CMC 446 Advanced Electronic Production (B,Y). Provides extensive experience in gathering, writing, anchoring, editing and producing weekly newscasts for campus cable channel. Covers electronic journalism practices with an emphasis on convergence newsgathering; working in audio, broadcast and Web formats.
CMC 451 Documentary Production (A). Using the video project designed and developed in CMC450, students produce, shoot, capture and organize source material, create basic effects and titles, develop sequences, organize and edit raw materials into a completed non-fiction film. Screens various films for the expressed purpose of analyzing the editing techniques used by the filmmakers. A public screening component is required for successful completion of the class.
FLM / WMS 457 Women and Film. Focuses on films by women. Considers the following questions: Have women filmmakers depicted the world differently from “dominant” cinema? What possibilities exist for forms of “feminine” film discourse that are truly different from dominant film discourse? What has been the history of women filmmakers? Counts as “Film and Society” elective.
CMC 463 Media and Society (A). Covers significant phases, issues and controversies in the historical development of mass communication in the United States. Emphasizes contemporary media relationships with, and impact on, intellectual, socio-political, economic and technological aspects of, culture and society. Considers daily and other periodical press, radio, television and film. Counts as “Film and Society” elective.
FLM 490 Topics in Film Studies. Addresses current topics, issues, controversies, etc. in film studies. Specific topics vary each semester. Descriptions of specific topics offered may be obtained from the director of film studies. May be taken more than once for credit if the topics differ.
FLM 491 Seminar in Film. To be defined by the instructor in accordance with the specific subject matter covered that semester. Content varies with the appropriate subtitles provided. Example: “The Coen Brothers.” May be taken more than once for credit if the topics differ.
FLM 303: Ecocinema
FLM / HST 322: Cold War Culture
FLM 350: National Cinemas
FLM 404: History on Film

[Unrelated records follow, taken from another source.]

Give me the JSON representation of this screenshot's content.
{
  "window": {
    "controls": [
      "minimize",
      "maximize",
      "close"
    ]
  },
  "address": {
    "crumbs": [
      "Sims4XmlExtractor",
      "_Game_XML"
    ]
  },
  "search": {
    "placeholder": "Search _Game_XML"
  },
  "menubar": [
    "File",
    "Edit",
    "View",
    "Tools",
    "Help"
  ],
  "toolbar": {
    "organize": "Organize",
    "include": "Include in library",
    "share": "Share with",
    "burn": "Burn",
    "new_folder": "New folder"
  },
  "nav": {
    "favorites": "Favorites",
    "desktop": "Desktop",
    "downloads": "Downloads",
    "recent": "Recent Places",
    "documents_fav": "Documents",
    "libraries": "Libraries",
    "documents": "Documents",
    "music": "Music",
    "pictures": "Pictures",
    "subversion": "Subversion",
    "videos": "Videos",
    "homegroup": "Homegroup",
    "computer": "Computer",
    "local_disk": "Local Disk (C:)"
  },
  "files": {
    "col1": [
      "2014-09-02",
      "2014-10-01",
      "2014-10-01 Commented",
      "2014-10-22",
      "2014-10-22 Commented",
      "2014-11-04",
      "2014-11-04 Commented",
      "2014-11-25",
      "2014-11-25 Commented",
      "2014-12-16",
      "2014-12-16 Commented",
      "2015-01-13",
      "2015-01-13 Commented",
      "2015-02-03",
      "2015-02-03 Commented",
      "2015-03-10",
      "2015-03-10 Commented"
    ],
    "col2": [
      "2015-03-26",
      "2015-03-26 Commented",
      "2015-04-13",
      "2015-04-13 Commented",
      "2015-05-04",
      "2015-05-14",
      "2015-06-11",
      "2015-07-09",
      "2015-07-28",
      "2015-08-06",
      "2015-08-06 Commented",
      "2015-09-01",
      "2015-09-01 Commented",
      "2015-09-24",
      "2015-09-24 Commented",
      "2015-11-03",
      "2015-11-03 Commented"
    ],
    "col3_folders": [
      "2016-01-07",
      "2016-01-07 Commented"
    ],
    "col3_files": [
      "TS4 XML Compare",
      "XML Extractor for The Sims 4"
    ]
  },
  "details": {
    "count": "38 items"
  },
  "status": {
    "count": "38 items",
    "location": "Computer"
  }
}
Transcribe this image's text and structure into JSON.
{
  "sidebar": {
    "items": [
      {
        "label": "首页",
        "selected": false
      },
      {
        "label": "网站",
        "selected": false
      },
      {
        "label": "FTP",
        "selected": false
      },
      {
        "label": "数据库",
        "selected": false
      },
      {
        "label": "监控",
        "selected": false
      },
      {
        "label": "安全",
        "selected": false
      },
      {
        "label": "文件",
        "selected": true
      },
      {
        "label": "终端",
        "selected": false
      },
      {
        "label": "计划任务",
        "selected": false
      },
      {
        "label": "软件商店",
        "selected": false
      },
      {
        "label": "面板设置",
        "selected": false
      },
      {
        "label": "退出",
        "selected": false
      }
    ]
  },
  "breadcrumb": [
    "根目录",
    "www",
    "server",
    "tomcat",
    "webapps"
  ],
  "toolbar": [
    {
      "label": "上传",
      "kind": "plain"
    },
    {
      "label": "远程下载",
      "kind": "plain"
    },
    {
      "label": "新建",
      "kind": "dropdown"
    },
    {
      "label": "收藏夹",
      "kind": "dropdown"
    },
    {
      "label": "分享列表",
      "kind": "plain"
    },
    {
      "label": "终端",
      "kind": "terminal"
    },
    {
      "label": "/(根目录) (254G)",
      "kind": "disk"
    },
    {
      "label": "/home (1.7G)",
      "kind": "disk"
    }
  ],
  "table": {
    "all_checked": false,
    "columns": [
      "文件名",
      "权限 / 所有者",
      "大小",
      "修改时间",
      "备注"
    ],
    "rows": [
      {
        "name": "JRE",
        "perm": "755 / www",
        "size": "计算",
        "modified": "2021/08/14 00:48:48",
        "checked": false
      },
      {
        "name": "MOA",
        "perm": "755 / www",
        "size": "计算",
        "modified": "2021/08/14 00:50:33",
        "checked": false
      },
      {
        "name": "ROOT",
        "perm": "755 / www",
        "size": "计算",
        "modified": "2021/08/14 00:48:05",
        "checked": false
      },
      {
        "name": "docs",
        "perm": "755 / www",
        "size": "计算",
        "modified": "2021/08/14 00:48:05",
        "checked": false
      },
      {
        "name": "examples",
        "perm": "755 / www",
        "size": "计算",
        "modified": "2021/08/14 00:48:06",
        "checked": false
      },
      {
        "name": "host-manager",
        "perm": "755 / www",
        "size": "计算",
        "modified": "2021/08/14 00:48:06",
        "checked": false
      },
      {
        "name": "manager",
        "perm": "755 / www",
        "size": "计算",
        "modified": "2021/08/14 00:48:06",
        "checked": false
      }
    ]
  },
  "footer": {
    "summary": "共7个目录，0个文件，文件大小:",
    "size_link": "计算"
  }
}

FLM / WMS 457: Women and Film
ANT 380: Native American Image on Film
CMC 372: Film as Social Commentary
CMC 463 Media and Society
WMS 261: Queer Film and TV
By advisement only, depending upon specific course subject matter:
FLM 490: Topics in Film Studies
FLM 491: Seminar in Film
Writing @ The Graduate Level
6 pm - 7 pm